American Jewish Committee (AJC) today welcomed the Biden administration’s release of the U.S. National Strategy to Counter Antisemitism.
The strategy is the first whole-of-government approach in the United States to counter antisemitism in its multiple and distinct forms and comes as studies by AJC and other Jewish organizations found an alarming rise in antisemitism and more American Jews feeling less secure.
“In adopting this national strategy, the White House has sent a clear, unequivocal message that antisemitism is a problem that affects all of society, not just Jews,” AJC CEO Ted Deutch said. “This is a historic day for America and its Jewish community. AJC was proud to be part of the process to develop this strategy and is glad to see a whole-of-government approach to counter this persistent and pernicious threat.”
The key components of the White House strategy include:
- A reaffirmation of the administration’s embrace of the International Holocaust Remembrance Alliance Working Definition of Antisemitism. The IHRA definition is the authoritative definition used by over 40 governments around the world. It has also been endorsed by more than 30 states and the District of Columbia. The IHRA definition and a previous version of it have been employed by the State Department since 2008. It offers clear and succinct examples of antisemitism in its various forms.
- A focus on Jewish American heritage and the ongoing contributions of American Jews to all facets of society, to be prioritized in Diversity, Equity, and Inclusion (DEI) efforts, educational arenas, and beyond.
- A priority on Jewish safety and security, whether online or in synagogues or community centers, and promoting education to reverse the normalization of antisemitism.
- A vision to promote allyship to mobilize all sectors of society to take collective action against hate.
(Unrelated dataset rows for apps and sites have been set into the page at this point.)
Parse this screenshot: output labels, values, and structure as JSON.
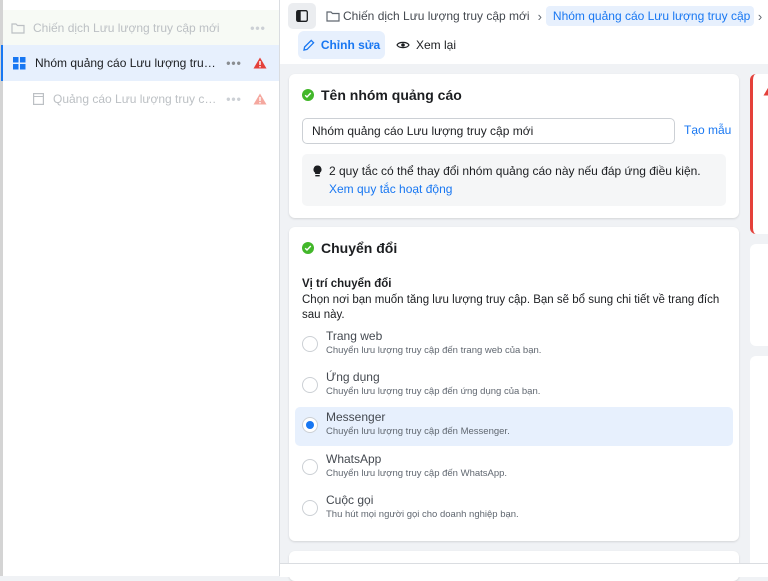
{
  "sidebar": {
    "campaign_label": "Chiến dịch Lưu lượng truy cập mới",
    "adset_label": "Nhóm quảng cáo Lưu lượng truy cập mới",
    "ad_label": "Quảng cáo Lưu lượng truy cập mới",
    "more_glyph": "•••"
  },
  "header": {
    "crumb_campaign": "Chiến dịch Lưu lượng truy cập mới",
    "crumb_adset": "Nhóm quảng cáo Lưu lượng truy cập mới",
    "edit_label": "Chỉnh sửa",
    "preview_label": "Xem lại"
  },
  "adset_name_section": {
    "title": "Tên nhóm quảng cáo",
    "name_value": "Nhóm quảng cáo Lưu lượng truy cập mới",
    "template_link": "Tạo mẫu",
    "tip_text": "2 quy tắc có thể thay đổi nhóm quảng cáo này nếu đáp ứng điều kiện.",
    "tip_link": "Xem quy tắc hoạt động"
  },
  "conversion_section": {
    "title": "Chuyển đổi",
    "location_label": "Vị trí chuyển đổi",
    "location_desc": "Chọn nơi bạn muốn tăng lưu lượng truy cập. Bạn sẽ bổ sung chi tiết về trang đích sau này.",
    "options": [
      {
        "title": "Trang web",
        "desc": "Chuyển lưu lượng truy cập đến trang web của bạn.",
        "selected": false
      },
      {
        "title": "Ứng dụng",
        "desc": "Chuyển lưu lượng truy cập đến ứng dụng của bạn.",
        "selected": false
      },
      {
        "title": "Messenger",
        "desc": "Chuyển lưu lượng truy cập đến Messenger.",
        "selected": true
      },
      {
        "title": "WhatsApp",
        "desc": "Chuyển lưu lượng truy cập đến WhatsApp.",
        "selected": false
      },
      {
        "title": "Cuộc gọi",
        "desc": "Thu hút mọi người gọi cho doanh nghiệp bạn.",
        "selected": false
      }
    ]
  },
  "colors": {
    "accent": "#1877f2",
    "success": "#42b72a",
    "error": "#e4403a"
  }
}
The strategy incorporates numerous aspects of AJC’s Call to Action Against Antisemitism, a society-wide guide that shows government, law enforcement, educators, the business community and others how to recognize, respond to, and prevent antisemitism.
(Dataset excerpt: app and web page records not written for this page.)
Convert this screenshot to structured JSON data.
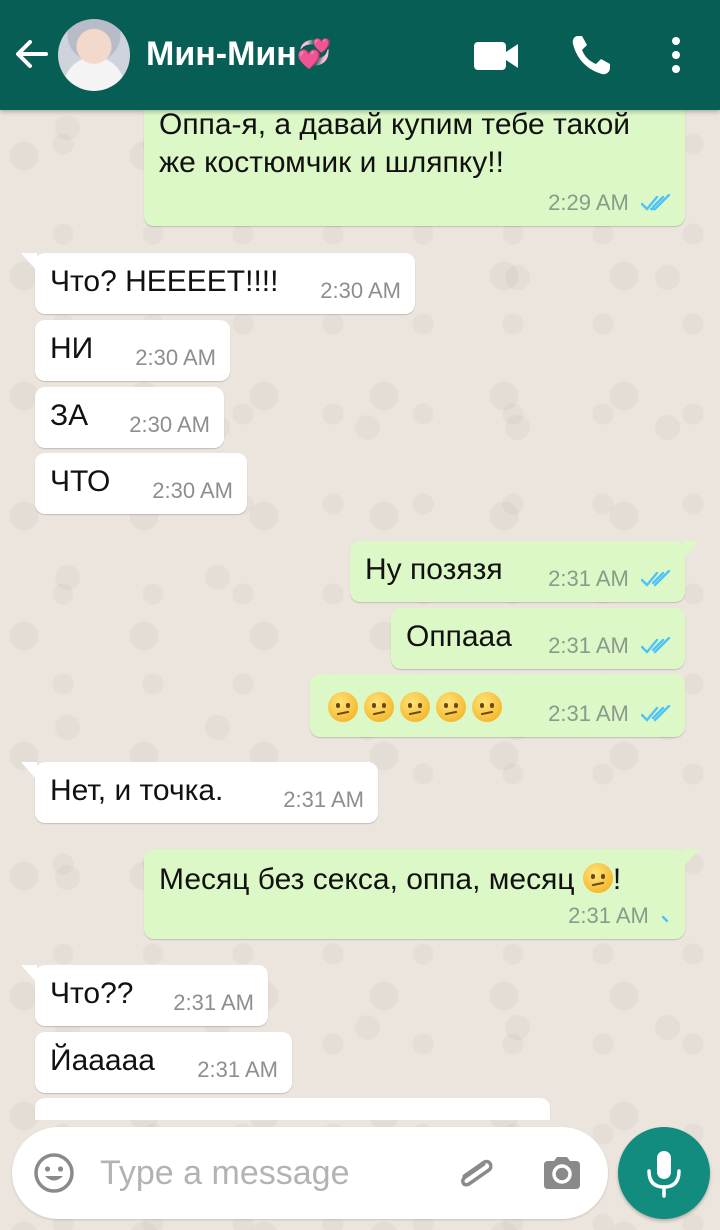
{
  "header": {
    "contact_name": "Мин-Мин",
    "name_emoji": "💞",
    "back_icon": "arrow-left-icon",
    "video_icon": "video-camera-icon",
    "call_icon": "phone-icon",
    "menu_icon": "more-vert-icon"
  },
  "messages": [
    {
      "direction": "out",
      "text": "Оппа-я, а давай купим тебе такой",
      "text2": "же костюмчик и шляпку!!",
      "time": "2:29 AM",
      "status": "read"
    },
    {
      "direction": "in",
      "text": "Что? НЕЕЕЕТ!!!!",
      "time": "2:30 AM"
    },
    {
      "direction": "in",
      "text": "НИ",
      "time": "2:30 AM"
    },
    {
      "direction": "in",
      "text": "ЗА",
      "time": "2:30 AM"
    },
    {
      "direction": "in",
      "text": "ЧТО",
      "time": "2:30 AM"
    },
    {
      "direction": "out",
      "text": "Ну позязя",
      "time": "2:31 AM",
      "status": "read"
    },
    {
      "direction": "out",
      "text": "Оппааа",
      "time": "2:31 AM",
      "status": "read"
    },
    {
      "direction": "out",
      "text": "😕😕😕😕😕",
      "time": "2:31 AM",
      "status": "read"
    },
    {
      "direction": "in",
      "text": "Нет, и точка.",
      "time": "2:31 AM"
    },
    {
      "direction": "out",
      "text": "Месяц без секса, оппа, месяц",
      "text_suffix": "!",
      "time": "2:31 AM",
      "status": "sending"
    },
    {
      "direction": "in",
      "text": "Что??",
      "time": "2:31 AM"
    },
    {
      "direction": "in",
      "text": "Йааааа",
      "time": "2:31 AM"
    }
  ],
  "input": {
    "placeholder": "Type a message",
    "emoji_icon": "emoji-icon",
    "attach_icon": "paperclip-icon",
    "camera_icon": "camera-icon",
    "mic_icon": "microphone-icon"
  },
  "colors": {
    "header": "#075e54",
    "outgoing_bubble": "#dcf8c6",
    "incoming_bubble": "#ffffff",
    "read_ticks": "#4fc3f7",
    "mic_button": "#128c7e",
    "wallpaper": "#ece5dd"
  }
}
To create the strategy, the White House marshaled the efforts of roughly 40 government agencies that made tangible, time-bound commitments to address antisemitism, guaranteeing a whole-of-government, nationwide response.
“The importance of taking this approach cannot be overstated,” said Holly Huffnagle, AJC U.S. Director for Combating Antisemitism. “Hatred and bigotry directed at Jews don’t exist in a vacuum, nor should the best ideas to fight it. The more we collaborate, the better the outcome.”
As the global advocacy organization for the Jewish people, AJC convened a meeting at the White House in February bringing antisemitism envoys from around the world to share their own action plans and lessons with the interagency policy group.
Earlier this year, AJC’s State of Antisemitism in America survey revealed that 89% of Jewish respondents believe antisemitism is a problem in the United States today and 82% believe it has increased in the last five years. The National Strategy, in its emphasis on a society-wide approach, affirms AJC’s finding in the same survey that nine in 10 Americans believe antisemitism is a problem for everyone. AJC will continue to work with the White House to mobilize American society against this hate.